* What this task involves
Return the lines of the data below in which the string "accent" occurs.
__________
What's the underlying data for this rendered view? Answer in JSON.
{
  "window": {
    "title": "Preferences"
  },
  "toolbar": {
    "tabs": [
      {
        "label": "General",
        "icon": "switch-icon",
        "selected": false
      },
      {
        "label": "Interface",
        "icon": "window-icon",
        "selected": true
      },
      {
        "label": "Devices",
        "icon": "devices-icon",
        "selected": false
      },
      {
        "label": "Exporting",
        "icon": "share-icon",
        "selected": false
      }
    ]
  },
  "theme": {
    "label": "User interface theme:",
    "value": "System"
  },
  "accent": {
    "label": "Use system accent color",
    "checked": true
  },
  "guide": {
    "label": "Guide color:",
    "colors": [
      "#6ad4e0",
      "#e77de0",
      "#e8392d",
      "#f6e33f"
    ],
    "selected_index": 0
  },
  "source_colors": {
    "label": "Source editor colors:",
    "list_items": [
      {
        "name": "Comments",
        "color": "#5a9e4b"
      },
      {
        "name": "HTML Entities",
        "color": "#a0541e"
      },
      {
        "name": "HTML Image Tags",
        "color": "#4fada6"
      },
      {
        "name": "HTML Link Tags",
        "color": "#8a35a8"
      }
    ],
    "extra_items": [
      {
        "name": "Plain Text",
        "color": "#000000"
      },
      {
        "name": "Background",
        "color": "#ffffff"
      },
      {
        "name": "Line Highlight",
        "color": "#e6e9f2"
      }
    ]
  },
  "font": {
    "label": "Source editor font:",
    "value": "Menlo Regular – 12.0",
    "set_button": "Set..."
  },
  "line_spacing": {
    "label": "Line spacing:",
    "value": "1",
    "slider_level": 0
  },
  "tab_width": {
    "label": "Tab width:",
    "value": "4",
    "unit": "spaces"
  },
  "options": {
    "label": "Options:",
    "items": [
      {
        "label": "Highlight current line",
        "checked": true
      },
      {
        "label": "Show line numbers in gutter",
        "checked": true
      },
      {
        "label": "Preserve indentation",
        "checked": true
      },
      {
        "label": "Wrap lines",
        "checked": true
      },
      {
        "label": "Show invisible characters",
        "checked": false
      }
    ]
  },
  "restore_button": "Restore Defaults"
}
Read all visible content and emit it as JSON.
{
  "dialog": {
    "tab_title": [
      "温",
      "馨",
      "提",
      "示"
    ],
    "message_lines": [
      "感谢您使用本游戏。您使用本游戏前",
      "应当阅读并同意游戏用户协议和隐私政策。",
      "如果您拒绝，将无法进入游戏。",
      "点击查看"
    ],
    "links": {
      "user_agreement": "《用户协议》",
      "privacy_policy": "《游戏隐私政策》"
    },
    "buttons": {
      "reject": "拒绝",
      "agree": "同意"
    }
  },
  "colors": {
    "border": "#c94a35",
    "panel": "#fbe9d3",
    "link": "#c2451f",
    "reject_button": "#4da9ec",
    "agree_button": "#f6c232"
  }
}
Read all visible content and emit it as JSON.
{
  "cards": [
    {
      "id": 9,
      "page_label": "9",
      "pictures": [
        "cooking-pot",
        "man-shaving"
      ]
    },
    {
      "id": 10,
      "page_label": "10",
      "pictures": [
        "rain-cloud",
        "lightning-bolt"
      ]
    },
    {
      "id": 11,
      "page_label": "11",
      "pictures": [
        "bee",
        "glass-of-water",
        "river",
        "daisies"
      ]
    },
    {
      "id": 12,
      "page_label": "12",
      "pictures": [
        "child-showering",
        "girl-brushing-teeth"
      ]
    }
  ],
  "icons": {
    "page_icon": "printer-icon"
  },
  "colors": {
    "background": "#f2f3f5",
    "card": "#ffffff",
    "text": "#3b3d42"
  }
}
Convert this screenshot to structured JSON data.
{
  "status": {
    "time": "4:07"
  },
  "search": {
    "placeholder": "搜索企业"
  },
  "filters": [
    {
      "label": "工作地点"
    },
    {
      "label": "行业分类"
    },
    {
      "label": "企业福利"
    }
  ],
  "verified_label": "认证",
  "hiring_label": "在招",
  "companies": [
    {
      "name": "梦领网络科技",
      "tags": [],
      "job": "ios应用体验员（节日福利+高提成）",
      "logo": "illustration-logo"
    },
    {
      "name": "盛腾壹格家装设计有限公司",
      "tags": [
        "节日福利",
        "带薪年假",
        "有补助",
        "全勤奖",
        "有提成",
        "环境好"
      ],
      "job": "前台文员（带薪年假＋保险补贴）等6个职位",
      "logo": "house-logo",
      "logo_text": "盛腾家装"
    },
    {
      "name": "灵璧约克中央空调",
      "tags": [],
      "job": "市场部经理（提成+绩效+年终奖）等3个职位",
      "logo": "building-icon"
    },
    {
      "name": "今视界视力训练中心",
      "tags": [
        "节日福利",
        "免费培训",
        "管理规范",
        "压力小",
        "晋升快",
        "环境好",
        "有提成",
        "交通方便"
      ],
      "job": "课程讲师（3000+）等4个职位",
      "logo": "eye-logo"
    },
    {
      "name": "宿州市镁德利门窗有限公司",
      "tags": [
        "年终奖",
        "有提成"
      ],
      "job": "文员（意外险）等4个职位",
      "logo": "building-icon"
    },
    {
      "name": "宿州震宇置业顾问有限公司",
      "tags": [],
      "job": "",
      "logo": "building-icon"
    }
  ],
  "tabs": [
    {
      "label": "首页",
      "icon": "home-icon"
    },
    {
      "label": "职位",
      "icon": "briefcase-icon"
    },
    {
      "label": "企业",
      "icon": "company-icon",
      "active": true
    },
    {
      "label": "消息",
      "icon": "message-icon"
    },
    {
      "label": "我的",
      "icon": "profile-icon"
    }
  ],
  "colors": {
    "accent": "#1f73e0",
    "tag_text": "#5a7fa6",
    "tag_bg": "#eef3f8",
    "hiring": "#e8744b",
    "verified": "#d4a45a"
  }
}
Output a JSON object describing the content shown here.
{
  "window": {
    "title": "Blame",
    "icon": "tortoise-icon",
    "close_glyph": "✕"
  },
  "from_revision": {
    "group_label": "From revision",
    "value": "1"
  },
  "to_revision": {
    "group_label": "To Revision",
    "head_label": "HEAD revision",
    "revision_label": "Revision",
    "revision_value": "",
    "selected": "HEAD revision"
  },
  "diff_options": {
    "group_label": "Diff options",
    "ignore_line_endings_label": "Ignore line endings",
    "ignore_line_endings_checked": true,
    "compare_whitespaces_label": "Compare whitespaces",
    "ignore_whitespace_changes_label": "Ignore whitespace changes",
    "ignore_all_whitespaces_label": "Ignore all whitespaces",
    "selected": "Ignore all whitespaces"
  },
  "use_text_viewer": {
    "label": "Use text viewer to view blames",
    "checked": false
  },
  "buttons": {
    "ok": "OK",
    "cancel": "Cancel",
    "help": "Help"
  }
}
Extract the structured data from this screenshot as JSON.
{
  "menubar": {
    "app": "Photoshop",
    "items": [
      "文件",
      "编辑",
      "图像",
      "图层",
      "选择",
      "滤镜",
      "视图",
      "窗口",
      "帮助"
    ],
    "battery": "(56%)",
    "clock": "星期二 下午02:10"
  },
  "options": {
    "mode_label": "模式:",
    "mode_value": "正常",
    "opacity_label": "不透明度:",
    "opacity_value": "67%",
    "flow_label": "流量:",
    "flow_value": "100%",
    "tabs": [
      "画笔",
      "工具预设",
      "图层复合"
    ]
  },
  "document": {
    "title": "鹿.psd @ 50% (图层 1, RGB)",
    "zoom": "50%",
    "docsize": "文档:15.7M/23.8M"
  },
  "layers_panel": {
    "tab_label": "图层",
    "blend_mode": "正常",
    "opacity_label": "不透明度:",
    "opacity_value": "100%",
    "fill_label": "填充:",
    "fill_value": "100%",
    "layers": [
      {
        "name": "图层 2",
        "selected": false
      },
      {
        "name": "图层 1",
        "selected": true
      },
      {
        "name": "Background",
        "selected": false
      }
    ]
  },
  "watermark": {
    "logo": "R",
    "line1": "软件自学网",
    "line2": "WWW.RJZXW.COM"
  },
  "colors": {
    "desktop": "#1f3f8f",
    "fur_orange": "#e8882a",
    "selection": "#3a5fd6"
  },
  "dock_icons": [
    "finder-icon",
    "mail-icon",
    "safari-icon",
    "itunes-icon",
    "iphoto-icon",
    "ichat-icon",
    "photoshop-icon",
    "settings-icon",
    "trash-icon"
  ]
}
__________
* Completed exercise
  "accent": {
    "label": "Use system accent color",
    "accent": "#1f73e0",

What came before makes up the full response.